Sunset Walks with Fellow Tort Travelers
This past Friday I was privileged to host an intimate colloquium at Pepperdine’s Malibu Beach House that brought together a wonderful mix of torts scholars, international law scholars, and practitioners to address the nexus between torts and the Alien Tort Statute. It was an eclectic group, including renown torts experts such as Third Restatement Reporter Michael Green, Anthony Sebok, Allen Linden, and Rick Cupp, seasoned practitioners such as Ken Starr and Bob Mittelstaedt (who just successfully argued the Chevron Bowoto case), and international law scholars such as Chimene Keitner, Bill Dodge, Trey Childress, and Naomi Goodno. What better way to spend a beautiful Malibu day in mid-December then talking with diverse experts about torts and the ATS, punctuated by beachfront meals, and literally walking with fellow intellectual travelers down the sand during a glorious California sunset.

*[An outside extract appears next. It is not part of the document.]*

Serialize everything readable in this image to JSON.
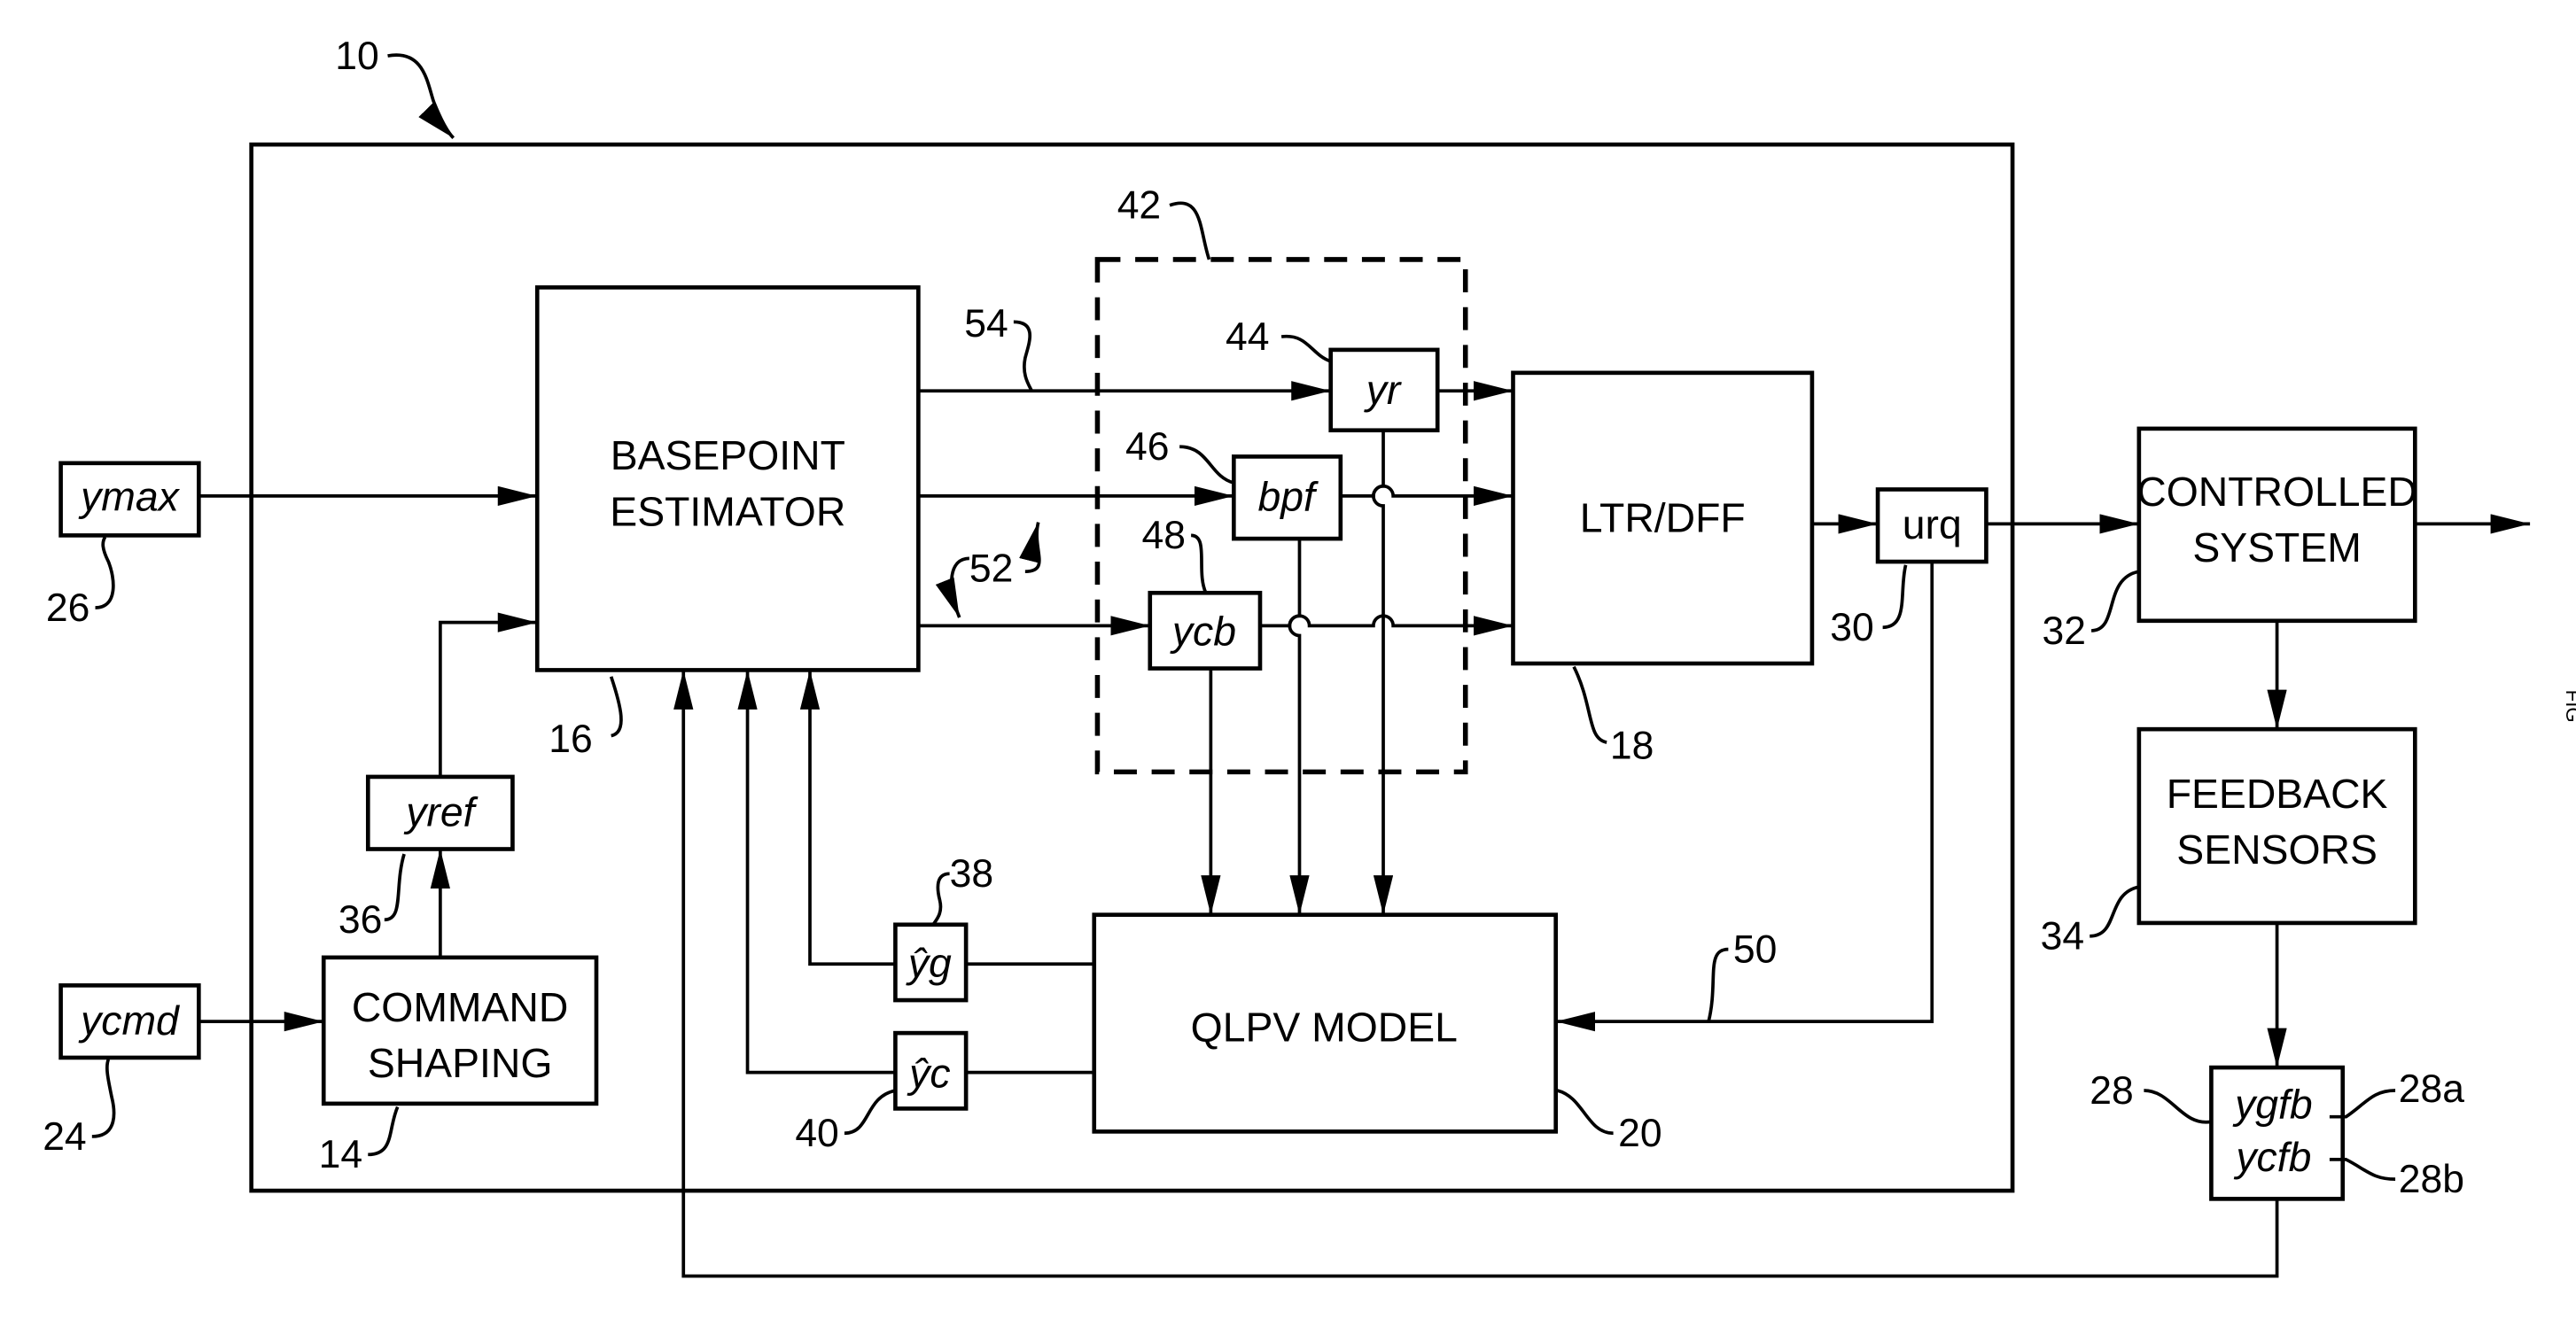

What was particularly interesting about the discussion is just how much the torts scholars had to say about the Alien Tort Statute. We labor in our own vineyards, yet almost every topic we discuss in the ATS context has already been discussed in the domestic torts context: Sovereign immunity, shared liability, proximate causation, contribution and indemnification, economic incentives between joint tortfeasors. For international scholars it is all fresh and exciting, but for the tort scholars it was, “Been there; Done that.” (The one great exception was with respect to aiding and abetting, which is not a well-developed doctrine in domestic tort law).
Take the issue of corporate liability under the ATS. The debate centers around the question of whether “intent” or “knowledge” should be the appropriate standard for aiding and abetting liability. Some scholars rely on the international criminal tribunals and opt for an intent standard. Others rely on federal common law and argue for a knowledge standard. The torts scholars were extraordinarily adept at discussing the differences between compensatory models under tort law and punitive models under criminal law. The discussion left me convinced that rather than rely on federal common law or the nascent law of international criminal tribunals to determine the appropriate standard for corporate accessory liability, we would far better off canvassing the tort laws of major countries to develop general principles of international law borrowed from municipal systems.
The other major insight from the colloquium is that ATS scholars need to interact with ATS plaintiff and defense practitioners with much greater frequency. Bob Mittelstaedt and his junior colleague David Wallach from Jones Day offered fascinating details about the Bowoto case. (Plaintiff lawyer Paul Hoffmann was invited but had to cancel at the last minute). We could have spent many fruitful hours listening to how the ATS played out in the Bowoto case. For me at least the big idea from that discussion was that the plaintiff bar in domestic torts cases is far more disciplined than the plaintiff bar in human rights cases. The plaintiff bar in domestic torts cases serve an important gatekeeper role by refusing to take significant risks on dog cases. The plaintiff bar in human rights cases is still testing the murky ATS waters, and they are motivated by factors beyond the fundamental question of whether they can win. ATS litigation is unusual in that it often is motivated by the pursuance of a cause, rather than genuine aspirations of success. And when lawyers can rely on third-party benefactors to pay their way, they can take great risks on weak cases.
Finally, the colloquium left me energized with the knowledge that international law scholars are living in an age of tremendous ferment. Contract law and tort law had their zenith in the twentieth-century, but both are now in a state of relative equilibrium. By contrast, we are living in an age of disequilibrium with human rights litigation. I would hazard that we will look back on these decades as the age when human rights exploded on the scene and finally, near the end of our careers, crystallized and reached a state of equipoise.